> _HOW TO COMPLETE THIS TASK_
What lines in the data hold the string "Long"? Show them.

> _Data excerpts_
━━━━━━━━━━━━━━━━━━━━
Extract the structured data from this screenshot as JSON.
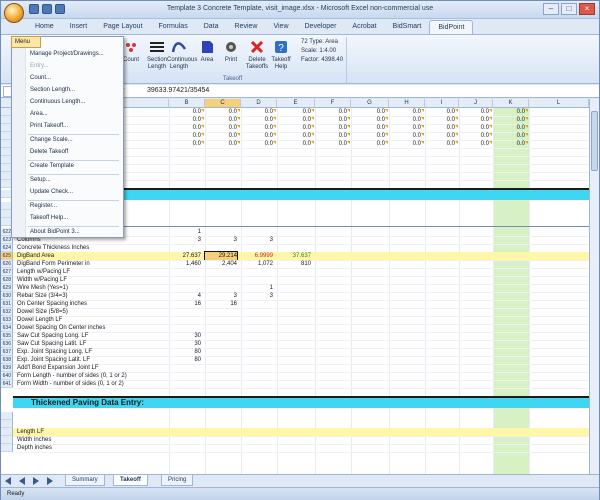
{
  "window": {
    "title": "Template 3 Concrete Template, visit_image.xlsx - Microsoft Excel non-commercial use"
  },
  "ribbon_tabs": [
    "Home",
    "Insert",
    "Page Layout",
    "Formulas",
    "Data",
    "Review",
    "View",
    "Developer",
    "Acrobat",
    "BidSmart",
    "BidPoint"
  ],
  "active_tab": "BidPoint",
  "ribbon": {
    "buttons": [
      {
        "label": "Count",
        "icon": "count-icon"
      },
      {
        "label": "Section Length",
        "icon": "section-length-icon"
      },
      {
        "label": "Continuous Length",
        "icon": "continuous-length-icon"
      },
      {
        "label": "Area",
        "icon": "area-icon"
      },
      {
        "label": "Print",
        "icon": "print-icon"
      },
      {
        "label": "Delete Takeoffs",
        "icon": "delete-icon"
      },
      {
        "label": "Takeoff Help",
        "icon": "help-icon"
      }
    ],
    "group_label": "Takeoff",
    "info_lines": [
      "72 Type: Area",
      "Scale: 1:4.00",
      "Factor: 4398.40"
    ]
  },
  "menu": {
    "head": "Menu",
    "items": [
      {
        "label": "Manage Project/Drawings...",
        "disabled": false
      },
      {
        "label": "Entry...",
        "disabled": true
      },
      {
        "label": "Count...",
        "disabled": false
      },
      {
        "label": "Section Length...",
        "disabled": false
      },
      {
        "label": "Continuous Length...",
        "disabled": false
      },
      {
        "label": "Area...",
        "disabled": false
      },
      {
        "label": "Print Takeoff...",
        "disabled": false
      },
      {
        "label": "Change Scale...",
        "disabled": false
      },
      {
        "label": "Delete Takeoff",
        "disabled": false
      },
      {
        "label": "Create Template",
        "disabled": false
      },
      {
        "label": "Setup...",
        "disabled": false
      },
      {
        "label": "Update Check...",
        "disabled": false
      },
      {
        "label": "Register...",
        "disabled": false
      },
      {
        "label": "Takeoff Help...",
        "disabled": false
      },
      {
        "label": "About BidPoint 3...",
        "disabled": false
      }
    ]
  },
  "formula_bar": {
    "fx": "fx",
    "value": "39633.97421/35454"
  },
  "columns": [
    "A",
    "B",
    "C",
    "D",
    "E",
    "F",
    "G",
    "H",
    "I",
    "J",
    "K",
    "L"
  ],
  "grid": {
    "top_values": "0.0",
    "top_rows": 5
  },
  "rows": [
    {
      "num": "622",
      "label": "Columns Total",
      "b": "1",
      "c": "",
      "d": "",
      "e": "",
      "f": ""
    },
    {
      "num": "623",
      "label": "Columns",
      "b": "3",
      "c": "3",
      "d": "3",
      "e": "",
      "f": ""
    },
    {
      "num": "624",
      "label": "Concrete Thickness Inches",
      "b": "",
      "c": "",
      "d": "",
      "e": "",
      "f": ""
    },
    {
      "num": "625",
      "label": "DigBand Area",
      "b": "27.637",
      "c": "29.214",
      "d": "6.9999",
      "e": "37.637",
      "f": "",
      "highlight": true
    },
    {
      "num": "626",
      "label": "DigBand Form Perimeter in",
      "b": "1,460",
      "c": "2,404",
      "d": "1,072",
      "e": "810",
      "f": ""
    },
    {
      "num": "627",
      "label": "Length w/Pacing LF",
      "b": "",
      "c": "",
      "d": "",
      "e": "",
      "f": ""
    },
    {
      "num": "628",
      "label": "Width w/Pacing LF",
      "b": "",
      "c": "",
      "d": "",
      "e": "",
      "f": ""
    },
    {
      "num": "629",
      "label": "Wire Mesh (Yes=1)",
      "b": "",
      "c": "",
      "d": "1",
      "e": "",
      "f": ""
    },
    {
      "num": "630",
      "label": "Rebar Size (3/4=3)",
      "b": "4",
      "c": "3",
      "d": "3",
      "e": "",
      "f": ""
    },
    {
      "num": "631",
      "label": "On Center Spacing inches",
      "b": "16",
      "c": "16",
      "d": "",
      "e": "",
      "f": ""
    },
    {
      "num": "632",
      "label": "Dowel Size (5/8=5)",
      "b": "",
      "c": "",
      "d": "",
      "e": "",
      "f": ""
    },
    {
      "num": "633",
      "label": "Dowel Length LF",
      "b": "",
      "c": "",
      "d": "",
      "e": "",
      "f": ""
    },
    {
      "num": "634",
      "label": "Dowel Spacing On Center inches",
      "b": "",
      "c": "",
      "d": "",
      "e": "",
      "f": ""
    },
    {
      "num": "635",
      "label": "Saw Cut Spacing Long. LF",
      "b": "30",
      "c": "",
      "d": "",
      "e": "",
      "f": ""
    },
    {
      "num": "636",
      "label": "Saw Cut Spacing Latit. LF",
      "b": "30",
      "c": "",
      "d": "",
      "e": "",
      "f": ""
    },
    {
      "num": "637",
      "label": "Exp. Joint Spacing Long. LF",
      "b": "80",
      "c": "",
      "d": "",
      "e": "",
      "f": ""
    },
    {
      "num": "638",
      "label": "Exp. Joint Spacing Latit. LF",
      "b": "80",
      "c": "",
      "d": "",
      "e": "",
      "f": ""
    },
    {
      "num": "639",
      "label": "Add'l Bond Expansion Joint LF",
      "b": "",
      "c": "",
      "d": "",
      "e": "",
      "f": ""
    },
    {
      "num": "640",
      "label": "Form Length - number of sides (0, 1 or 2)",
      "b": "",
      "c": "",
      "d": "",
      "e": "",
      "f": ""
    },
    {
      "num": "641",
      "label": "Form Width - number of sides (0, 1 or 2)",
      "b": "",
      "c": "",
      "d": "",
      "e": "",
      "f": ""
    }
  ],
  "section_title": "Thickened Paving Data Entry:",
  "bottom_rows": [
    "Length LF",
    "Width inches",
    "Depth inches"
  ],
  "sheet_tabs": [
    "Summary",
    "Takeoff",
    "Pricing"
  ],
  "active_sheet": "Takeoff",
  "status": "Ready"
}
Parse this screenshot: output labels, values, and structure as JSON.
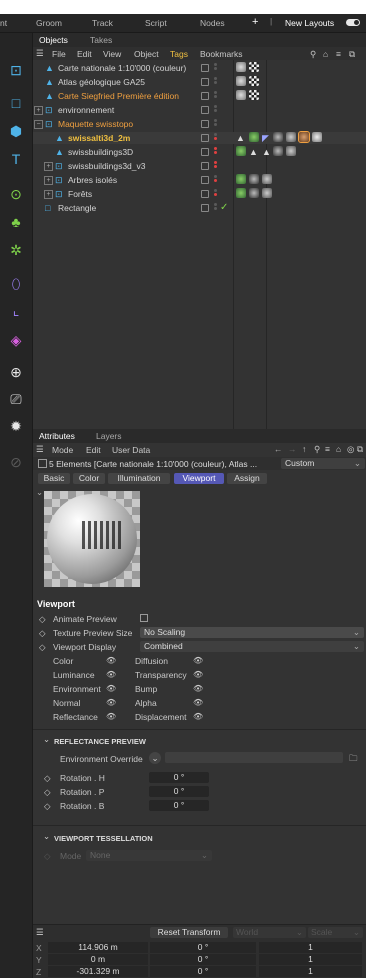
{
  "topbar": {
    "items": [
      "nt",
      "Groom",
      "Track",
      "Script",
      "Nodes",
      "+",
      "New Layouts"
    ]
  },
  "objects": {
    "tabs": [
      "Objects",
      "Takes"
    ],
    "menu": [
      "File",
      "Edit",
      "View",
      "Object",
      "Tags",
      "Bookmarks"
    ],
    "rows": [
      {
        "label": "Carte nationale 1:10'000 (couleur)",
        "color": "#d4d4d4"
      },
      {
        "label": "Atlas géologique GA25",
        "color": "#d4d4d4"
      },
      {
        "label": "Carte Siegfried Première édition",
        "color": "#f0a040"
      },
      {
        "label": "environnement",
        "color": "#d4d4d4"
      },
      {
        "label": "Maquette swisstopo",
        "color": "#f0a040"
      },
      {
        "label": "swissalti3d_2m",
        "color": "#f0c040"
      },
      {
        "label": "swissbuildings3D",
        "color": "#d4d4d4"
      },
      {
        "label": "swissbuildings3d_v3",
        "color": "#d4d4d4"
      },
      {
        "label": "Arbres isolés",
        "color": "#d4d4d4"
      },
      {
        "label": "Forêts",
        "color": "#d4d4d4"
      },
      {
        "label": "Rectangle",
        "color": "#d4d4d4"
      }
    ]
  },
  "attributes": {
    "tabs": [
      "Attributes",
      "Layers"
    ],
    "menu": [
      "Mode",
      "Edit",
      "User Data"
    ],
    "selection": "5 Elements [Carte nationale 1:10'000 (couleur), Atlas ...",
    "preset": "Custom",
    "subtabs": [
      "Basic",
      "Color",
      "Illumination",
      "Viewport",
      "Assign"
    ],
    "viewport_title": "Viewport",
    "animate_preview": "Animate Preview",
    "texture_preview_size": "Texture Preview Size",
    "texture_value": "No Scaling",
    "viewport_display": "Viewport Display",
    "display_value": "Combined",
    "channels_left": [
      "Color",
      "Luminance",
      "Environment",
      "Normal",
      "Reflectance"
    ],
    "channels_right": [
      "Diffusion",
      "Transparency",
      "Bump",
      "Alpha",
      "Displacement"
    ],
    "reflectance_title": "REFLECTANCE PREVIEW",
    "env_override": "Environment Override",
    "rotations": [
      {
        "label": "Rotation . H",
        "value": "0 °"
      },
      {
        "label": "Rotation . P",
        "value": "0 °"
      },
      {
        "label": "Rotation . B",
        "value": "0 °"
      }
    ],
    "tess_title": "VIEWPORT TESSELLATION",
    "mode_label": "Mode",
    "mode_value": "None"
  },
  "coords": {
    "reset": "Reset Transform",
    "world": "World",
    "scale": "Scale",
    "rows": [
      {
        "axis": "X",
        "pos": "114.906 m",
        "rot": "0 °",
        "scale": "1"
      },
      {
        "axis": "Y",
        "pos": "0 m",
        "rot": "0 °",
        "scale": "1"
      },
      {
        "axis": "Z",
        "pos": "-301.329 m",
        "rot": "0 °",
        "scale": "1"
      }
    ]
  },
  "colors": {
    "accent": "#5558b5",
    "orange": "#f0a040",
    "blue": "#4fb3e8"
  }
}
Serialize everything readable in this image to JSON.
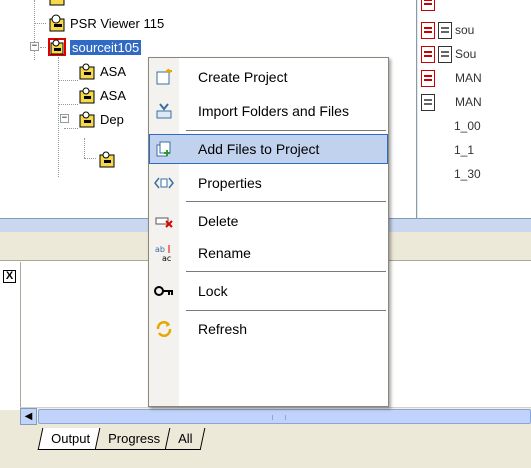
{
  "tree": {
    "items": [
      {
        "label": "PSR Viewer 115"
      },
      {
        "label": "sourceit105",
        "selected": true
      },
      {
        "label": "ASA"
      },
      {
        "label": "ASA"
      },
      {
        "label": "Dep"
      }
    ]
  },
  "files": {
    "items": [
      {
        "label": "sou"
      },
      {
        "label": "sou"
      },
      {
        "label": "Sou"
      },
      {
        "label": "MAN"
      },
      {
        "label": "MAN"
      },
      {
        "label": "1_00"
      },
      {
        "label": "1_1"
      },
      {
        "label": "1_30"
      }
    ]
  },
  "context_menu": {
    "items": [
      {
        "label": "Create Project",
        "icon": "create-project-icon"
      },
      {
        "label": "Import Folders and Files",
        "icon": "import-icon"
      },
      {
        "label": "Add Files to Project",
        "icon": "add-files-icon",
        "highlighted": true
      },
      {
        "label": "Properties",
        "icon": "properties-icon"
      },
      {
        "label": "Delete",
        "icon": "delete-icon"
      },
      {
        "label": "Rename",
        "icon": "rename-icon"
      },
      {
        "label": "Lock",
        "icon": "lock-icon"
      },
      {
        "label": "Refresh",
        "icon": "refresh-icon"
      }
    ]
  },
  "output_panel": {
    "close_symbol": "X",
    "tabs": [
      {
        "label": "Output",
        "active": true
      },
      {
        "label": "Progress",
        "active": false
      },
      {
        "label": "All",
        "active": false
      }
    ]
  },
  "colors": {
    "selection": "#316ac5",
    "highlight": "#c1d2ee",
    "chrome": "#ece9d8"
  }
}
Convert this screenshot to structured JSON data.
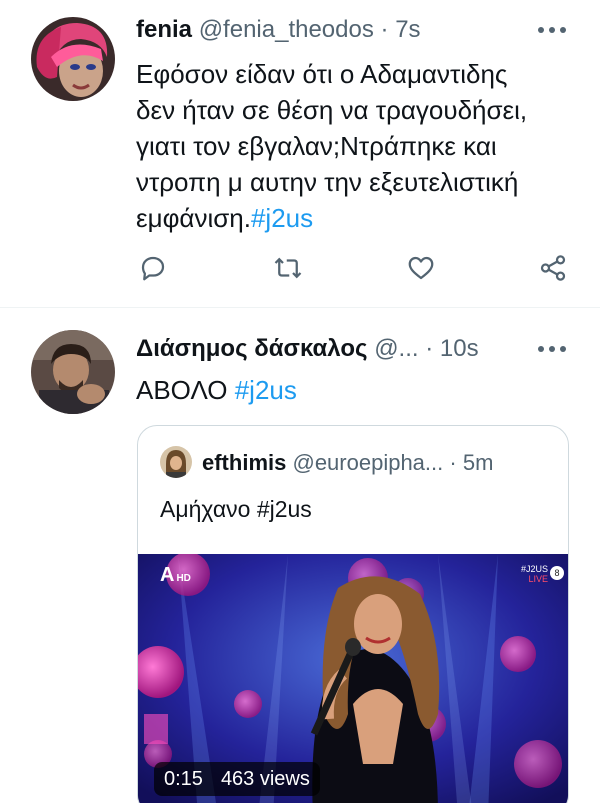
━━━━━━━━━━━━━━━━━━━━
> _RESPONSE BOX_
      "label": "Saw Cut Spacing Long. LF",
      "label": "Exp. Joint Spacing Long. LF",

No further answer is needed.